Walmart, automaker Ford Motor Co. and Postmates are collaborating on a pilot program in Miami that will use grocery delivery vehicles driven by humans to help evaluate how self-driving vehicles might be used for such a service, according to a Reuters report.
The partnership comes a few months after Walmart began a test in Chandler, Arizona, that allows customers who place online grocery orders to be driven to and from the Walmart store in a self-driving vehicle provided by Waymo.
Tom Ward, senior vice president of Walmart's U.S. digital operations, said in a Walmart blog post: "Walmart and Ford agree autonomous vehicles have an important role to play as we consider the future of delivery. Before self-driving cars can go mainstream, we must get a better sense of how people want to interact with them. Together, we will gather crucial data to learn the best way to bring items to customers."
Walmart, Ford and Postmates, according to Reuters, plan to use vehicles in the Miami program that are mocked up to look driverless, but actually will be driven by humans.
That doesn't mean this test won't serve as valuable in the ability of all three parties to evaluate self-driving vehicles for product and package delivery. Ford, which plans to put driverless vehicles into commercial production by 2021, has gone on record saying that package delivery will be a key application for them.
An important step toward having Walmart and other retailers and grocery stores eventually use self-driving cars for deliveries is to get a sense of how customers will react to them and interact with them.

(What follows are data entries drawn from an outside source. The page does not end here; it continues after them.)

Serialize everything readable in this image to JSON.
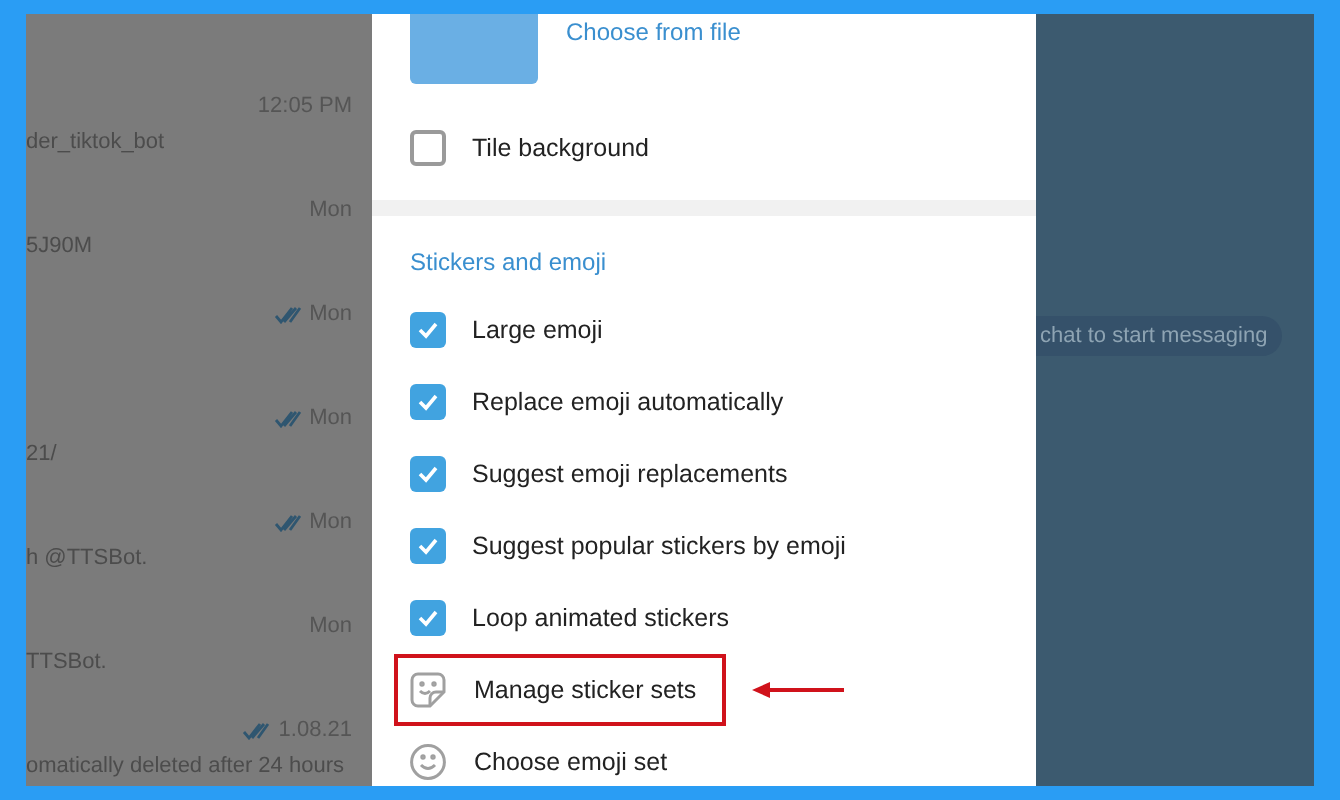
{
  "chat_list": [
    {
      "time": "12:05 PM",
      "read": false,
      "preview": "der_tiktok_bot"
    },
    {
      "time": "Mon",
      "read": false,
      "preview": "5J90M"
    },
    {
      "time": "Mon",
      "read": true
    },
    {
      "time": "Mon",
      "read": true,
      "preview": "21/"
    },
    {
      "time": "Mon",
      "read": true,
      "preview": "h @TTSBot."
    },
    {
      "time": "Mon",
      "read": false,
      "preview": "TTSBot."
    },
    {
      "time": "1.08.21",
      "read": true,
      "preview": "omatically deleted after 24 hours"
    }
  ],
  "settings_dialog": {
    "background_file_link": "Choose from file",
    "tile_background": {
      "label": "Tile background",
      "checked": false
    },
    "section_title": "Stickers and emoji",
    "options": [
      {
        "kind": "checkbox",
        "label": "Large emoji",
        "checked": true
      },
      {
        "kind": "checkbox",
        "label": "Replace emoji automatically",
        "checked": true
      },
      {
        "kind": "checkbox",
        "label": "Suggest emoji replacements",
        "checked": true
      },
      {
        "kind": "checkbox",
        "label": "Suggest popular stickers by emoji",
        "checked": true
      },
      {
        "kind": "checkbox",
        "label": "Loop animated stickers",
        "checked": true
      },
      {
        "kind": "stickers",
        "label": "Manage sticker sets",
        "annotated": true
      },
      {
        "kind": "emoji",
        "label": "Choose emoji set",
        "annotated": false
      }
    ]
  },
  "empty_chat_hint": "chat to start messaging"
}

Though human drivers reportedly will be involved in this pilot program, it could still provide some valuable insight on the degree to which Walmart customers might accept and embrace the notion of receiving deliveries from a driverless vehicle.
Aside from that, the pilot program also comes as Walmart has achieved some major progress with both its online grocery business and in its efforts to make its stores a central piece of its e-commerce logistics strategy. According to a study by Retail Feedback Group, consumers favored Walmart's online grocery services over Amazon's. Also, Walmart has expanded expedited shipping and in-store returns, reportedly is looking at creating a pick-up-only grocery store, and according to this week's blog post, already offers grocery delivery in almost 100 metro areas.
However this pilot program goes, and whatever happens next with driverless vehicles, Walmart appears well-positioned in online grocery ordering and delivery.